*** Begin section ***

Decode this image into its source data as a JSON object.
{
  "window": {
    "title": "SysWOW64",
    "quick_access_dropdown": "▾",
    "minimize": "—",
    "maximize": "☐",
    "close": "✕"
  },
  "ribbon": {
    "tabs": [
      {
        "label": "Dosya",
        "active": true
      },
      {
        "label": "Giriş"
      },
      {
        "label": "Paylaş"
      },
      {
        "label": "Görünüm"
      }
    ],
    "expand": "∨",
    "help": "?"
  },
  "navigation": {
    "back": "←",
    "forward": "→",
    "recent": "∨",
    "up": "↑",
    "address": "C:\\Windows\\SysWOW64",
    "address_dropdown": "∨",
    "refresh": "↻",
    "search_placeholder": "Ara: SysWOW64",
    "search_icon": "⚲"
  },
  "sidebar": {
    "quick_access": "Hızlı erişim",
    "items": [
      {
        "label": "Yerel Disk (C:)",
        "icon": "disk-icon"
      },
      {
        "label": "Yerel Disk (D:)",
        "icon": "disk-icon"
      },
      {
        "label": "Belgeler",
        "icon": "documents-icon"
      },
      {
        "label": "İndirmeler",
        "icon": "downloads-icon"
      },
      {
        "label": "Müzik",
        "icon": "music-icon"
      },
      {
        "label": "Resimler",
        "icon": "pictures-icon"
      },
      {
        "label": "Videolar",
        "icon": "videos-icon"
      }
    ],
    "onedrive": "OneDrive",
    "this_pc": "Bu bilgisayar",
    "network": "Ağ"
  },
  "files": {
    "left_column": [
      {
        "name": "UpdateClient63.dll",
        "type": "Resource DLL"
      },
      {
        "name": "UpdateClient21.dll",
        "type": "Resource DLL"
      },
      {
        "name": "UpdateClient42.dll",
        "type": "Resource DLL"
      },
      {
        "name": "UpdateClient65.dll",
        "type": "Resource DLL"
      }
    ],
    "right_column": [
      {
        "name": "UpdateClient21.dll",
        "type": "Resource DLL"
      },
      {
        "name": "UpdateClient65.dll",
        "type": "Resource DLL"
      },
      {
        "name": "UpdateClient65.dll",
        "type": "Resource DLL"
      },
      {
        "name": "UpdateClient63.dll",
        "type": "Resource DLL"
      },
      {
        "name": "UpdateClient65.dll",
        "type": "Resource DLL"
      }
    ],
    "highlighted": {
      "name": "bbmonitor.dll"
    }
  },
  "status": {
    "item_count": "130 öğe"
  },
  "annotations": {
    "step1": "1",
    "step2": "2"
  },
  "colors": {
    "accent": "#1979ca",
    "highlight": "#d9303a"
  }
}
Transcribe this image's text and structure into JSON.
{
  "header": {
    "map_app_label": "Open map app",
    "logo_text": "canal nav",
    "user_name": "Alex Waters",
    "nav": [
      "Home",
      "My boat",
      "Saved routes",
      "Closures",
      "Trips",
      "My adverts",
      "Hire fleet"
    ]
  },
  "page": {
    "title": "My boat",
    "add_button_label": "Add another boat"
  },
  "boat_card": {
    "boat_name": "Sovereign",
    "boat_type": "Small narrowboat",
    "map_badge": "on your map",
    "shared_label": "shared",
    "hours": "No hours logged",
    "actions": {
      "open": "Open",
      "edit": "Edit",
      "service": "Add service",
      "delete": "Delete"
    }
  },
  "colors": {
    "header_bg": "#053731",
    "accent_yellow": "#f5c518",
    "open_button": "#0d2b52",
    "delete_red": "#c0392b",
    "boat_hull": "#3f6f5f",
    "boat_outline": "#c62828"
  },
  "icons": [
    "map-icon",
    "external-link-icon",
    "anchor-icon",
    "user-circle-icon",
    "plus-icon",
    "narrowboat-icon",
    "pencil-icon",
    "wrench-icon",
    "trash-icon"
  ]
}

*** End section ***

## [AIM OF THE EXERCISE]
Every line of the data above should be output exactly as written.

## [WRITTEN REPLY]
Decode this image into its source data as a JSON object.
{
  "window": {
    "title": "SysWOW64",
    "quick_access_dropdown": "▾",
    "minimize": "—",
    "maximize": "☐",
    "close": "✕"
  },
  "ribbon": {
    "tabs": [
      {
        "label": "Dosya",
        "active": true
      },
      {
        "label": "Giriş"
      },
      {
        "label": "Paylaş"
      },
      {
        "label": "Görünüm"
      }
    ],
    "expand": "∨",
    "help": "?"
  },
  "navigation": {
    "back": "←",
    "forward": "→",
    "recent": "∨",
    "up": "↑",
    "address": "C:\\Windows\\SysWOW64",
    "address_dropdown": "∨",
    "refresh": "↻",
    "search_placeholder": "Ara: SysWOW64",
    "search_icon": "⚲"
  },
  "sidebar": {
    "quick_access": "Hızlı erişim",
    "items": [
      {
        "label": "Yerel Disk (C:)",
        "icon": "disk-icon"
      },
      {
        "label": "Yerel Disk (D:)",
        "icon": "disk-icon"
      },
      {
        "label": "Belgeler",
        "icon": "documents-icon"
      },
      {
        "label": "İndirmeler",
        "icon": "downloads-icon"
      },
      {
        "label": "Müzik",
        "icon": "music-icon"
      },
      {
        "label": "Resimler",
        "icon": "pictures-icon"
      },
      {
        "label": "Videolar",
        "icon": "videos-icon"
      }
    ],
    "onedrive": "OneDrive",
    "this_pc": "Bu bilgisayar",
    "network": "Ağ"
  },
  "files": {
    "left_column": [
      {
        "name": "UpdateClient63.dll",
        "type": "Resource DLL"
      },
      {
        "name": "UpdateClient21.dll",
        "type": "Resource DLL"
      },
      {
        "name": "UpdateClient42.dll",
        "type": "Resource DLL"
      },
      {
        "name": "UpdateClient65.dll",
        "type": "Resource DLL"
      }
    ],
    "right_column": [
      {
        "name": "UpdateClient21.dll",
        "type": "Resource DLL"
      },
      {
        "name": "UpdateClient65.dll",
        "type": "Resource DLL"
      },
      {
        "name": "UpdateClient65.dll",
        "type": "Resource DLL"
      },
      {
        "name": "UpdateClient63.dll",
        "type": "Resource DLL"
      },
      {
        "name": "UpdateClient65.dll",
        "type": "Resource DLL"
      }
    ],
    "highlighted": {
      "name": "bbmonitor.dll"
    }
  },
  "status": {
    "item_count": "130 öğe"
  },
  "annotations": {
    "step1": "1",
    "step2": "2"
  },
  "colors": {
    "accent": "#1979ca",
    "highlight": "#d9303a"
  }
}
Transcribe this image's text and structure into JSON.
{
  "header": {
    "map_app_label": "Open map app",
    "logo_text": "canal nav",
    "user_name": "Alex Waters",
    "nav": [
      "Home",
      "My boat",
      "Saved routes",
      "Closures",
      "Trips",
      "My adverts",
      "Hire fleet"
    ]
  },
  "page": {
    "title": "My boat",
    "add_button_label": "Add another boat"
  },
  "boat_card": {
    "boat_name": "Sovereign",
    "boat_type": "Small narrowboat",
    "map_badge": "on your map",
    "shared_label": "shared",
    "hours": "No hours logged",
    "actions": {
      "open": "Open",
      "edit": "Edit",
      "service": "Add service",
      "delete": "Delete"
    }
  },
  "colors": {
    "header_bg": "#053731",
    "accent_yellow": "#f5c518",
    "open_button": "#0d2b52",
    "delete_red": "#c0392b",
    "boat_hull": "#3f6f5f",
    "boat_outline": "#c62828"
  },
  "icons": [
    "map-icon",
    "external-link-icon",
    "anchor-icon",
    "user-circle-icon",
    "plus-icon",
    "narrowboat-icon",
    "pencil-icon",
    "wrench-icon",
    "trash-icon"
  ]
}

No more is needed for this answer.